= PROBLEM DESCRIPTION =
Restate the records exactly. Include all of them.

= Data about app and page elements =

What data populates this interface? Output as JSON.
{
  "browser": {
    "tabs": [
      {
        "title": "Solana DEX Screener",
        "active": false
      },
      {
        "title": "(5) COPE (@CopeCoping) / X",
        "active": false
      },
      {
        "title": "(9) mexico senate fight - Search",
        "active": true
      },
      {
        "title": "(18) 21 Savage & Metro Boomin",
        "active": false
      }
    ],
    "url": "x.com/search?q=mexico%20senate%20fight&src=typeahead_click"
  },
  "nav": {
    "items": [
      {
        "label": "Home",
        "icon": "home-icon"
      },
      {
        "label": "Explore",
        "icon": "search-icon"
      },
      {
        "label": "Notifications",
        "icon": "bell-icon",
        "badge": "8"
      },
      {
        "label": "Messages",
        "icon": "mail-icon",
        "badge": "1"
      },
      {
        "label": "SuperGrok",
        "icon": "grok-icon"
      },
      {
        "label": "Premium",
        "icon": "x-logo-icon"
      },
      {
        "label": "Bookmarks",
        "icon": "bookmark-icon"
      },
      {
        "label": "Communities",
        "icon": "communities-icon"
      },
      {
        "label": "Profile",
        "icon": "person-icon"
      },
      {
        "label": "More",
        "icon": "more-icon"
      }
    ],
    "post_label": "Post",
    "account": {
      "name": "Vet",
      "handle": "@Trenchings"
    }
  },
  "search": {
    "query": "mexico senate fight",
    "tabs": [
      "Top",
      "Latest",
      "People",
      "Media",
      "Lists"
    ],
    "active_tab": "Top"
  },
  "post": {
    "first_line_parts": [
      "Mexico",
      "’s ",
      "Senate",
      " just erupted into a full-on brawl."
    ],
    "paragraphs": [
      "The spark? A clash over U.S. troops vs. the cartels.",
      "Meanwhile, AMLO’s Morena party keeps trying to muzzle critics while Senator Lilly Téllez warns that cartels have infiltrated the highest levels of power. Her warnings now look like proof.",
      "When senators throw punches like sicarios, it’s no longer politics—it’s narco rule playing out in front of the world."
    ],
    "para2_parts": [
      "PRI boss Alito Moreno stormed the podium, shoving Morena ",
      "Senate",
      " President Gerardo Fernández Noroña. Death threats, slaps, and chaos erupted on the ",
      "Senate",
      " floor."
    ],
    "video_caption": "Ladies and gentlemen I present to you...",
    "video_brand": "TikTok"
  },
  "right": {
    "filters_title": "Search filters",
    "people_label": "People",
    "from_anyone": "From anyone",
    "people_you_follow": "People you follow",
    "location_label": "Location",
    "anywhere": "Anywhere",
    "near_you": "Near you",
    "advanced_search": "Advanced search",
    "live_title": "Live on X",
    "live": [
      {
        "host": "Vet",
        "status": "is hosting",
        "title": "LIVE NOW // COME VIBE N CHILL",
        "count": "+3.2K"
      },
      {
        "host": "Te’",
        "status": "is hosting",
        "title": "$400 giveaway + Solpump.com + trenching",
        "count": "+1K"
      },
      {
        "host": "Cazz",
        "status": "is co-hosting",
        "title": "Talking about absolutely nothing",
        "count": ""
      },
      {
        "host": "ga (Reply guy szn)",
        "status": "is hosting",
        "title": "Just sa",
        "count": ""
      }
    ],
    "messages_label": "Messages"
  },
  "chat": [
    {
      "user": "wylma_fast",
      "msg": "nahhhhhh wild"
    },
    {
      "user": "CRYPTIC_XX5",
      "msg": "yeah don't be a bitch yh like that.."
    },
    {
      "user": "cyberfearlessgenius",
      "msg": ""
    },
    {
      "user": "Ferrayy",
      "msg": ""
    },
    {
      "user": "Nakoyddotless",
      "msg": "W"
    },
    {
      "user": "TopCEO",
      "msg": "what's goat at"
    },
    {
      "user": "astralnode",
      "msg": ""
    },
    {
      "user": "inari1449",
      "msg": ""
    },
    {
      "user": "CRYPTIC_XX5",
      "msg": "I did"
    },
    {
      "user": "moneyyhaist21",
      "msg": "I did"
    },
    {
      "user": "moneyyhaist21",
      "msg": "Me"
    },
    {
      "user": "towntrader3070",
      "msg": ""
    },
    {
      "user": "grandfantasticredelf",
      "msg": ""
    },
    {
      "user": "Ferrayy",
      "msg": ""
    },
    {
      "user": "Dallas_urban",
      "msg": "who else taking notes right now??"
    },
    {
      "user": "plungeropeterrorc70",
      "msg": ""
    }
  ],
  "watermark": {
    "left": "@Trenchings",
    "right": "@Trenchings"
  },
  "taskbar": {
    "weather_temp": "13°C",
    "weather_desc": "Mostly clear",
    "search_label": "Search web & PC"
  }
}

= OUTPUT FOR THIS EXERCISE =
What data populates this interface? Output as JSON.
{
  "browser": {
    "tabs": [
      {
        "title": "Solana DEX Screener",
        "active": false
      },
      {
        "title": "(5) COPE (@CopeCoping) / X",
        "active": false
      },
      {
        "title": "(9) mexico senate fight - Search",
        "active": true
      },
      {
        "title": "(18) 21 Savage & Metro Boomin",
        "active": false
      }
    ],
    "url": "x.com/search?q=mexico%20senate%20fight&src=typeahead_click"
  },
  "nav": {
    "items": [
      {
        "label": "Home",
        "icon": "home-icon"
      },
      {
        "label": "Explore",
        "icon": "search-icon"
      },
      {
        "label": "Notifications",
        "icon": "bell-icon",
        "badge": "8"
      },
      {
        "label": "Messages",
        "icon": "mail-icon",
        "badge": "1"
      },
      {
        "label": "SuperGrok",
        "icon": "grok-icon"
      },
      {
        "label": "Premium",
        "icon": "x-logo-icon"
      },
      {
        "label": "Bookmarks",
        "icon": "bookmark-icon"
      },
      {
        "label": "Communities",
        "icon": "communities-icon"
      },
      {
        "label": "Profile",
        "icon": "person-icon"
      },
      {
        "label": "More",
        "icon": "more-icon"
      }
    ],
    "post_label": "Post",
    "account": {
      "name": "Vet",
      "handle": "@Trenchings"
    }
  },
  "search": {
    "query": "mexico senate fight",
    "tabs": [
      "Top",
      "Latest",
      "People",
      "Media",
      "Lists"
    ],
    "active_tab": "Top"
  },
  "post": {
    "first_line_parts": [
      "Mexico",
      "’s ",
      "Senate",
      " just erupted into a full-on brawl."
    ],
    "paragraphs": [
      "The spark? A clash over U.S. troops vs. the cartels.",
      "Meanwhile, AMLO’s Morena party keeps trying to muzzle critics while Senator Lilly Téllez warns that cartels have infiltrated the highest levels of power. Her warnings now look like proof.",
      "When senators throw punches like sicarios, it’s no longer politics—it’s narco rule playing out in front of the world."
    ],
    "para2_parts": [
      "PRI boss Alito Moreno stormed the podium, shoving Morena ",
      "Senate",
      " President Gerardo Fernández Noroña. Death threats, slaps, and chaos erupted on the ",
      "Senate",
      " floor."
    ],
    "video_caption": "Ladies and gentlemen I present to you...",
    "video_brand": "TikTok"
  },
  "right": {
    "filters_title": "Search filters",
    "people_label": "People",
    "from_anyone": "From anyone",
    "people_you_follow": "People you follow",
    "location_label": "Location",
    "anywhere": "Anywhere",
    "near_you": "Near you",
    "advanced_search": "Advanced search",
    "live_title": "Live on X",
    "live": [
      {
        "host": "Vet",
        "status": "is hosting",
        "title": "LIVE NOW // COME VIBE N CHILL",
        "count": "+3.2K"
      },
      {
        "host": "Te’",
        "status": "is hosting",
        "title": "$400 giveaway + Solpump.com + trenching",
        "count": "+1K"
      },
      {
        "host": "Cazz",
        "status": "is co-hosting",
        "title": "Talking about absolutely nothing",
        "count": ""
      },
      {
        "host": "ga (Reply guy szn)",
        "status": "is hosting",
        "title": "Just sa",
        "count": ""
      }
    ],
    "messages_label": "Messages"
  },
  "chat": [
    {
      "user": "wylma_fast",
      "msg": "nahhhhhh wild"
    },
    {
      "user": "CRYPTIC_XX5",
      "msg": "yeah don't be a bitch yh like that.."
    },
    {
      "user": "cyberfearlessgenius",
      "msg": ""
    },
    {
      "user": "Ferrayy",
      "msg": ""
    },
    {
      "user": "Nakoyddotless",
      "msg": "W"
    },
    {
      "user": "TopCEO",
      "msg": "what's goat at"
    },
    {
      "user": "astralnode",
      "msg": ""
    },
    {
      "user": "inari1449",
      "msg": ""
    },
    {
      "user": "CRYPTIC_XX5",
      "msg": "I did"
    },
    {
      "user": "moneyyhaist21",
      "msg": "I did"
    },
    {
      "user": "moneyyhaist21",
      "msg": "Me"
    },
    {
      "user": "towntrader3070",
      "msg": ""
    },
    {
      "user": "grandfantasticredelf",
      "msg": ""
    },
    {
      "user": "Ferrayy",
      "msg": ""
    },
    {
      "user": "Dallas_urban",
      "msg": "who else taking notes right now??"
    },
    {
      "user": "plungeropeterrorc70",
      "msg": ""
    }
  ],
  "watermark": {
    "left": "@Trenchings",
    "right": "@Trenchings"
  },
  "taskbar": {
    "weather_temp": "13°C",
    "weather_desc": "Mostly clear",
    "search_label": "Search web & PC"
  }
}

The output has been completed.